Bill Smith observed that the “unless” clause in the commitment to resume testing had not been included in the Chiefs’ assumptions, in other words their view was based on unconditional commitment to resume testing after three years. Harold Brown said that if this was true the paper was internally inconsistent. He recognized the problem that having a group of people with different concerns reduced the consistency of conclusions. In his view the Chiefs may have assumed that testing would resume but didn’t really believe it. David Jones, said that paragraph 8 of the JCS memorandum was based on the most favorable assumptions.

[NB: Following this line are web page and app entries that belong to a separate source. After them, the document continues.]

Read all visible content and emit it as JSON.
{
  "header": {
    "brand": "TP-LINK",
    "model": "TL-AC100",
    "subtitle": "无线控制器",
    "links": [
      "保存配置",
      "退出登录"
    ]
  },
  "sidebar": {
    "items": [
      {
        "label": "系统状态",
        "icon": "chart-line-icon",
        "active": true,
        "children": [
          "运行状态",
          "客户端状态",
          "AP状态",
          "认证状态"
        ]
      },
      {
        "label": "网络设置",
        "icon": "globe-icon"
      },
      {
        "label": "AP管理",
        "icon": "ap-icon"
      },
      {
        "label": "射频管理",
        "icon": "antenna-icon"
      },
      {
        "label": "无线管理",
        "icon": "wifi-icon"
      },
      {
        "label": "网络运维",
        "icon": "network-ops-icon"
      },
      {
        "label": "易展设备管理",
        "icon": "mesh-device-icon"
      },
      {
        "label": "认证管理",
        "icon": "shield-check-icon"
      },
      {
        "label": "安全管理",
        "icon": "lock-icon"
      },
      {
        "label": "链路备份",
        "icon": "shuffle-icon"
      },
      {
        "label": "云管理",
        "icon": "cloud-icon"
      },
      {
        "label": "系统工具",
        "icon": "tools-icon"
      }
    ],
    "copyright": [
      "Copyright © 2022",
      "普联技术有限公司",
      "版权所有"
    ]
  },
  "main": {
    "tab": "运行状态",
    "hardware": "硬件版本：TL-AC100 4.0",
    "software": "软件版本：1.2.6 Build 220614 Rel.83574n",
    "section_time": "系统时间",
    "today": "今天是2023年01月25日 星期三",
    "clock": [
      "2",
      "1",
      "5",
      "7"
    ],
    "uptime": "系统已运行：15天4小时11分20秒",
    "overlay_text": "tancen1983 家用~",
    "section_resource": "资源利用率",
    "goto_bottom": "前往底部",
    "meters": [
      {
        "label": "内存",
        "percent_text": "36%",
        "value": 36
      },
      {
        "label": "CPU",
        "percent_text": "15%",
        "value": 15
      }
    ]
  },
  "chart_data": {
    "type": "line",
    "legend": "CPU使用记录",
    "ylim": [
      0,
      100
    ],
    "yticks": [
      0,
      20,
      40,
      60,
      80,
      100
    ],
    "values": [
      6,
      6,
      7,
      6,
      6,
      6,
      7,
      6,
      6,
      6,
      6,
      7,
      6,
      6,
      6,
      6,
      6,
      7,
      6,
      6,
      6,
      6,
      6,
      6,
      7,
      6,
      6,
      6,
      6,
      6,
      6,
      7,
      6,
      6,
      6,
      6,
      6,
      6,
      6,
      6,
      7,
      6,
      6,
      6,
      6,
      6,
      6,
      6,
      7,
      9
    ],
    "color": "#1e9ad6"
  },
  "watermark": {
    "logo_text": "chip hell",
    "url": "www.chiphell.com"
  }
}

Dr. Brzezinski suggested that we should go back to the President and tell him that all agencies were prepared to sign on for the three year approach, and that JCS was standing by its concern but were also more satisfied with the three year than five year proposal. Donald Kerr indicated that in his view the Safeguards Plan should not be mentioned in the intent to resume testing clause, since there was nothing in the plan that would be relevant to the decision of whether to seek a replacement treaty. Harold Brown said there was some relationship but suggested that the Safeguards Plan could be included in a separate sentence. John Marcum disagreed with Kerr pointing out that the Safeguards Plan would provide the essential data base for deciding whether to negotiate a replacement treaty.
Paul Warnke stated that in his view, the non-proliferation benefits were marginal as is and that he felt we should stick to the five year position unless a general consensus developed in favor of the three year approach.
Harold Brown disagreed stating that the three year approach would be an improvement in the ratification context in demonstrating that risks had been limited.
Paul Warnke asked how we would deal with permitted experiments. He thought that since testing would be limited to less than 100 pounds we would not need to seek an understanding with the Russians, but in any case we could proceed to table language for Article I of the treaty and reserve our position on whether an understanding would be needed.
Dr. Brzezinski asked the working group to examine this issue and adjourned the meeting stating that we would report to the President [Page 519]and that State and ACDA would send a non-proliferation assessment to the JCS.
- Source: Carter Library, National Security Council, Institutional Files, Box 96, SCC 093, CTB, Test Ban Options and Issues: 7/6/78. Secret. The meeting took place in the White House Situation Room. Brzezinski summarized the meeting in a memorandum to Carter, July 7; Ibid.↩
- The JCS remained opposed to a CTB. See Memorandum From the Joint Chiefs of Staff to Brown, June 29, 1978; Library of Congress, Manuscript Division, Harold Brown Papers, Box 82, Comprehensive Test Ban Treaty #2.↩
- See footnote 4, Document 204.↩
- Brown sent a memorandum to Carter on June 30 which transmitted the views of the JCS on a CTB. He noted that his “views on this subject differ from theirs, as I have previously indicated to you.” (Memorandum from Brown to Carter, June 30, Library of Congress, Manuscript Division, Harold Brown Papers, Box 82, Comprehensive Test Ban Treaty #2)↩
- See Document 208.↩
- Not found.↩
- See Document 209.↩